I think it’s interesting to put humans in space –– there isn’t yet a machine substitute for human ingenuity and flexible thinking –– but humans bring challenges and expense, and huge operational inefficiency. I’m excited to see the ways in which technology will permit humans and robots to work together in space exploration in the future. The most efficient thing will always be to put machine bodies in the extreme environments, and take advantage of human minds to run them, keeping the human bodies in safer, more stable environments. Robotic exploration actually is human exploration when you look at it that way –– every robot on Mars is an avatar for hundreds of scientists and engineers who stay comfortably on Earth. There are a lot of improvements to be made in the efficiency of robotic operations. We can also explore teleoperation of robots on the surface by humans in an orbiting station. It’s exciting to think about walking Mars in a space suit, with boots crunching the dust, but it’ll be far more efficient to experience Mars through a robot body, using its cameras as our eyes, feeling it through robot appendages and wheels.
Do you think a human trip to Mars is possible in our lifetime? If so, how?
The Planetary Society has a blueprint for an achievable next step in human exploration of Mars. It is certainly possible, the question is always whether we as a society are willing to pay what it will cost!

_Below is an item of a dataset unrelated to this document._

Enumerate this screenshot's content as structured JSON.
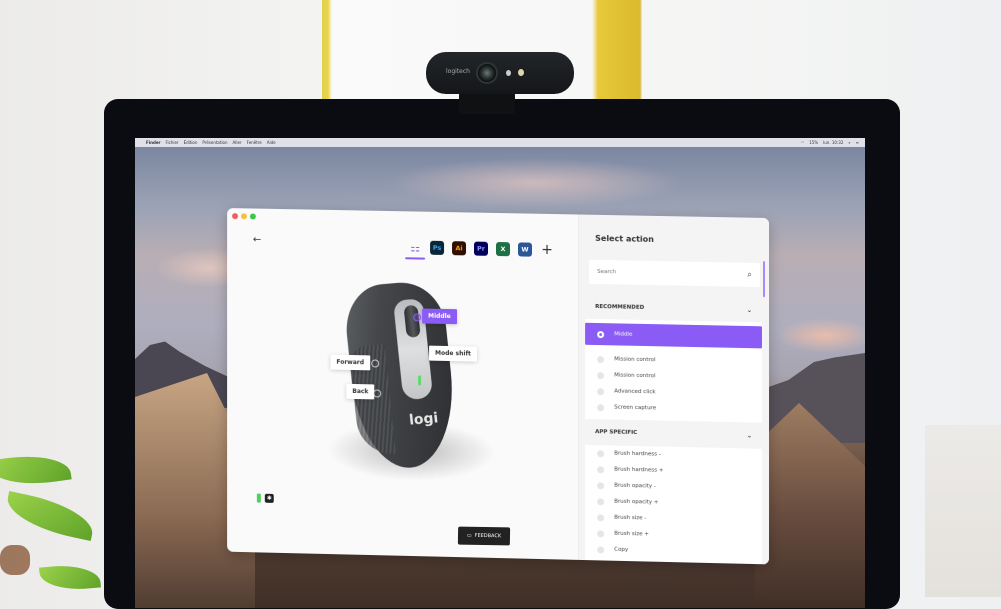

What do you hope people who attend your lecture take from it?
I hope that people find out about the exciting, international robotic missions exploring all over our solar system. I hope they learn about the questions guiding solar system exploration and how many unanswered questions there are. Most of these questions trace back to fundamental ones: Are we the only life in the universe? How did we get here? And I hope they support the development and launching of more robotic missions to answer these fundamental questions!
Learn more about Emily Lakdawalla.
Olivia Ross, an intern in the Marketing and Communications Department at URI and public relations major, wrote this press release.
Honors Colloquium: “Origins: Life, the Universe and Everything,” addresses such questions as “Where did we come from? How did the universe begin? How did intelligent, rational beings arise? And from such humble beginnings, how did we develop a mind that can ask these big questions? Now in its 54th year, the colloquium is the University’s premier public lecture series, offering lectures on most Tuesday evenings through Dec. 5.
Sponsors: Honors Program • URI Office of the President • URI Office of the Provost • 125th Anniversary Steering Committee • URI Foundation • The Mark and Donna Ross Honors Colloquium Humanities Endowment • The Thomas Silvia and Shannon Chandley Honors Colloquium Endowment • URI College of Arts & Sciences • URI College of Pharmacy • URI John Hazen White Sr. Center for Ethics and Public Service • URI Gender and Women’s Studies Program • URI Office of Community, Equity and Diversity • URI College of Engineering • URI College of the Environment and Life Sciences • URI College of Health Sciences • URI College of Business Administration • URI College of Nursing • URI Division of Student Affairs • URI Department of Communications and Marketing • URI Department of Publications and Creative Services • URI ITS Instructional Technology and Media Services • URI Feinstein College of Education and Professional Studies • George and Anne Ryan Institute for Neuroscience.